> TASK REQUIREMENTS
Copy every line in the records below that contains the word "post".

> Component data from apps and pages
BEGIN

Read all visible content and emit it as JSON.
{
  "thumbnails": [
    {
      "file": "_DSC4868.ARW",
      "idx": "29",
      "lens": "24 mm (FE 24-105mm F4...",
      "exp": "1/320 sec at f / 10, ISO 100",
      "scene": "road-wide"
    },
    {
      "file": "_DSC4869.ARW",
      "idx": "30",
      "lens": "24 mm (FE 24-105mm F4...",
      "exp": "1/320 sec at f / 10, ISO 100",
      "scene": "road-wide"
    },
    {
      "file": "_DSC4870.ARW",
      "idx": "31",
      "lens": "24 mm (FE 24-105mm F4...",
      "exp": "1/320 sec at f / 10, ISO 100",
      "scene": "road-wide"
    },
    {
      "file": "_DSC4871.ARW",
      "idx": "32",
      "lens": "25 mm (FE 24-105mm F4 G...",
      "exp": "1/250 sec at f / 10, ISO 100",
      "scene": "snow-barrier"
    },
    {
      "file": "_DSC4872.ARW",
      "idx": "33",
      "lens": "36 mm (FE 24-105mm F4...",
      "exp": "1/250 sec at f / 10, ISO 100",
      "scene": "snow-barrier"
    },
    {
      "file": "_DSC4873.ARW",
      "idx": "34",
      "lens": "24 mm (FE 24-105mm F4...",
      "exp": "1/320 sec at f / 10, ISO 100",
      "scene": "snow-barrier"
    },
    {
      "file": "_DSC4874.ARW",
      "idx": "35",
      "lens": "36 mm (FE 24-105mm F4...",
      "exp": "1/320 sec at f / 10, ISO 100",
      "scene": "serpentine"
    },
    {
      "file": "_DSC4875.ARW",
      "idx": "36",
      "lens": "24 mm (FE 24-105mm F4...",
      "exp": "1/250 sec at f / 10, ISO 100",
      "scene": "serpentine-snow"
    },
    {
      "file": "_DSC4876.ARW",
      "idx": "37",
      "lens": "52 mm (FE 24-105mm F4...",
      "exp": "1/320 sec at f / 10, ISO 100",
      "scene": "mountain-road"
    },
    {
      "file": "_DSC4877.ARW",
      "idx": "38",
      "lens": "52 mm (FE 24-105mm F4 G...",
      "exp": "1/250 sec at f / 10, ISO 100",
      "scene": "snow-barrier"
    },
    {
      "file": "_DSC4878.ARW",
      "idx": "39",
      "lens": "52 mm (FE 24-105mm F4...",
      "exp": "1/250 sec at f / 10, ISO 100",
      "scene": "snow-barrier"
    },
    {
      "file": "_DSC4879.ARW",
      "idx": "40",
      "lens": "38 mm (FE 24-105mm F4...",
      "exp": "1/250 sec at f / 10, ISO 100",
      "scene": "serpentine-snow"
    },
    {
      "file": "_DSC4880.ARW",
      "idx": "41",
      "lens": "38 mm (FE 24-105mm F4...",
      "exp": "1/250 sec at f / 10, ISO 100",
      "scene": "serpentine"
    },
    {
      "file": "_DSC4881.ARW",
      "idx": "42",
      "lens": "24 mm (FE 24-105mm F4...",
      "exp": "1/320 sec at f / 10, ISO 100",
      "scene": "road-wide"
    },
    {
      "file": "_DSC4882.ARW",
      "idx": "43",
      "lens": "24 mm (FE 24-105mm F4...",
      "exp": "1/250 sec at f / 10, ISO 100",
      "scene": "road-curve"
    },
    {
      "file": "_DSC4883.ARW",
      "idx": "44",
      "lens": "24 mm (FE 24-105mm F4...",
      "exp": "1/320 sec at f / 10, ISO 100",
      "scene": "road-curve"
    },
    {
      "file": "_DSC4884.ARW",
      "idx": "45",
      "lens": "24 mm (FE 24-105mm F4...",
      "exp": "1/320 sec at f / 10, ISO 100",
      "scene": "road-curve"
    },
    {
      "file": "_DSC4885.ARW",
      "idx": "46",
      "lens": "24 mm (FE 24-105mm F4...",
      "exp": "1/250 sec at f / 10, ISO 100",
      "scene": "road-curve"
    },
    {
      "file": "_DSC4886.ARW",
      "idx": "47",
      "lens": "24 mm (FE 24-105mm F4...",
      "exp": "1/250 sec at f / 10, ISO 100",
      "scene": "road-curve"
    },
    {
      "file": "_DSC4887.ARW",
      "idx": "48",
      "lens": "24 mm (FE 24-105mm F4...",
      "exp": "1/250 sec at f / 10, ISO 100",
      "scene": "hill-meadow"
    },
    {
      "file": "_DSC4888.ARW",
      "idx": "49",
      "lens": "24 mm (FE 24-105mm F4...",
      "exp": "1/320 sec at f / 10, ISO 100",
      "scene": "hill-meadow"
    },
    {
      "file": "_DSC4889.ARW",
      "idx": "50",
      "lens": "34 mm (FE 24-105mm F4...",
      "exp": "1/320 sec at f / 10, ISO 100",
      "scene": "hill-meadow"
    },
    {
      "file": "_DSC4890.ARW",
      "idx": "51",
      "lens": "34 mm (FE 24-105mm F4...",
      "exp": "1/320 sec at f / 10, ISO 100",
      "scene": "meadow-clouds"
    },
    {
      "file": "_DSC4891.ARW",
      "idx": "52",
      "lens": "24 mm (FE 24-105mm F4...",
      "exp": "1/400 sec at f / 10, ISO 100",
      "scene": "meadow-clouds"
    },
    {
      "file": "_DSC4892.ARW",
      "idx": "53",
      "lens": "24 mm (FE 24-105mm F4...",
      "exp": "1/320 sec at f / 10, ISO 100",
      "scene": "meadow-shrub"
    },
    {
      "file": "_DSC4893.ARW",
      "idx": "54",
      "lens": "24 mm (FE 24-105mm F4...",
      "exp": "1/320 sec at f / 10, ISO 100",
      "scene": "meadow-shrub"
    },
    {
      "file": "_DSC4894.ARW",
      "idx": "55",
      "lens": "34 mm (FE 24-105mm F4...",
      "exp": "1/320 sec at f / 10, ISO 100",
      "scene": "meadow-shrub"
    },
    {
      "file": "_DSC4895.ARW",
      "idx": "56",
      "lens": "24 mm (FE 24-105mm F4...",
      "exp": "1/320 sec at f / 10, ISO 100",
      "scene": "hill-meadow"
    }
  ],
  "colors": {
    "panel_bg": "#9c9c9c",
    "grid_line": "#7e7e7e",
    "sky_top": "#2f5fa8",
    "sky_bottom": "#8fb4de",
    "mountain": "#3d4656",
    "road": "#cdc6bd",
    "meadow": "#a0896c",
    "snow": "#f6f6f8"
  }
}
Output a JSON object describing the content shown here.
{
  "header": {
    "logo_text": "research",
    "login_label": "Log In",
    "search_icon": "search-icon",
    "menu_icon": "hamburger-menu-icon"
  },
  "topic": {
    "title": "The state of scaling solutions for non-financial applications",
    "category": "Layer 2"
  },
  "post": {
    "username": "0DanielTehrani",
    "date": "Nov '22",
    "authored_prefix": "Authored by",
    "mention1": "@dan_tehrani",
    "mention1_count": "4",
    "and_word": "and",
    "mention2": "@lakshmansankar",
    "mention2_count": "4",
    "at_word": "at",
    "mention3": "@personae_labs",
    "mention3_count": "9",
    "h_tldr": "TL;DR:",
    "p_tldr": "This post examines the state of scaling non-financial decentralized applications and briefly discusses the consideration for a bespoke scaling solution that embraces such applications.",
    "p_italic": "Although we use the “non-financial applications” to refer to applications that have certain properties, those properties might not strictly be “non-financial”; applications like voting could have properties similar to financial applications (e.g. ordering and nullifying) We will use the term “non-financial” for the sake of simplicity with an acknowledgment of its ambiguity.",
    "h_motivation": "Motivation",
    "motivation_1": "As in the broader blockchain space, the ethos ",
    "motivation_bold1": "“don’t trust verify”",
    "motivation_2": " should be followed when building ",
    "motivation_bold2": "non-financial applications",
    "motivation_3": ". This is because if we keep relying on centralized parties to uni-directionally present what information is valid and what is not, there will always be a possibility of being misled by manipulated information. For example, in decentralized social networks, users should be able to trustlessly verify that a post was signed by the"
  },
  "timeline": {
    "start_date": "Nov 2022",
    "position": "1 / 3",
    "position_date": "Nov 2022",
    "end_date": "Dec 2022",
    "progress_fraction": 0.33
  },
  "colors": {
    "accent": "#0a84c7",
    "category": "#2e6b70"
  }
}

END
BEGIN

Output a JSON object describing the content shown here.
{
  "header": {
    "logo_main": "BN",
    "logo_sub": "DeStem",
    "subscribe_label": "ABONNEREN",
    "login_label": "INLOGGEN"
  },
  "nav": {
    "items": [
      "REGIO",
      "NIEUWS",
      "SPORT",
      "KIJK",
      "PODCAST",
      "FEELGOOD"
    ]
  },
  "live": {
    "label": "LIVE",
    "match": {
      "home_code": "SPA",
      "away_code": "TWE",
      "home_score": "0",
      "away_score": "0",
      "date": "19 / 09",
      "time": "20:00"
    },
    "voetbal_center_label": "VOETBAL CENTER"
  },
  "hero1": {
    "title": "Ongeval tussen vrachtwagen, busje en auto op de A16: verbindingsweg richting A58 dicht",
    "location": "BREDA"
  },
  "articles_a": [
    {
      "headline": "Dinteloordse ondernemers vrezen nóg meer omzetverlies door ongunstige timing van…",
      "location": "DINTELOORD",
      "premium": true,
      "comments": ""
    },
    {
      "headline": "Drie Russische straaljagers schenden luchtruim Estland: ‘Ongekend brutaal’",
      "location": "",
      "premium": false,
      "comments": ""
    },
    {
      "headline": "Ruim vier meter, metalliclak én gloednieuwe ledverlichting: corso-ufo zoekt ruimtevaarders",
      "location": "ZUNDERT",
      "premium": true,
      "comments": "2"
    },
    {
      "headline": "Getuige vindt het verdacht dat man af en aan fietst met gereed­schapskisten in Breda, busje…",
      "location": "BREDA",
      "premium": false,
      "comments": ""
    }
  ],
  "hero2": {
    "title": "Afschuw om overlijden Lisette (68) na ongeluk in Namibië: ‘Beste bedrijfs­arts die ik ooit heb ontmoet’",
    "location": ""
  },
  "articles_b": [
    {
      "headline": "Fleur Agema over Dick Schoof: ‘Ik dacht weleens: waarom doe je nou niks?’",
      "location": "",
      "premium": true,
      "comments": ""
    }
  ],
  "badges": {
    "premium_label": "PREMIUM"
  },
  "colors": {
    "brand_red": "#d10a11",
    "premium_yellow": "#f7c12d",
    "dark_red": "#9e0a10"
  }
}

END

> WRITTEN SOLUTION
  "post": {
    "p_tldr": "This post examines the state of scaling non-financial decentralized applications and briefly discusses the consideration for a bespoke scaling solution that embraces such applications.",
    "motivation_3": ". This is because if we keep relying on centralized parties to uni-directionally present what information is valid and what is not, there will always be a possibility of being misled by manipulated information. For example, in decentralized social networks, users should be able to trustlessly verify that a post was signed by the"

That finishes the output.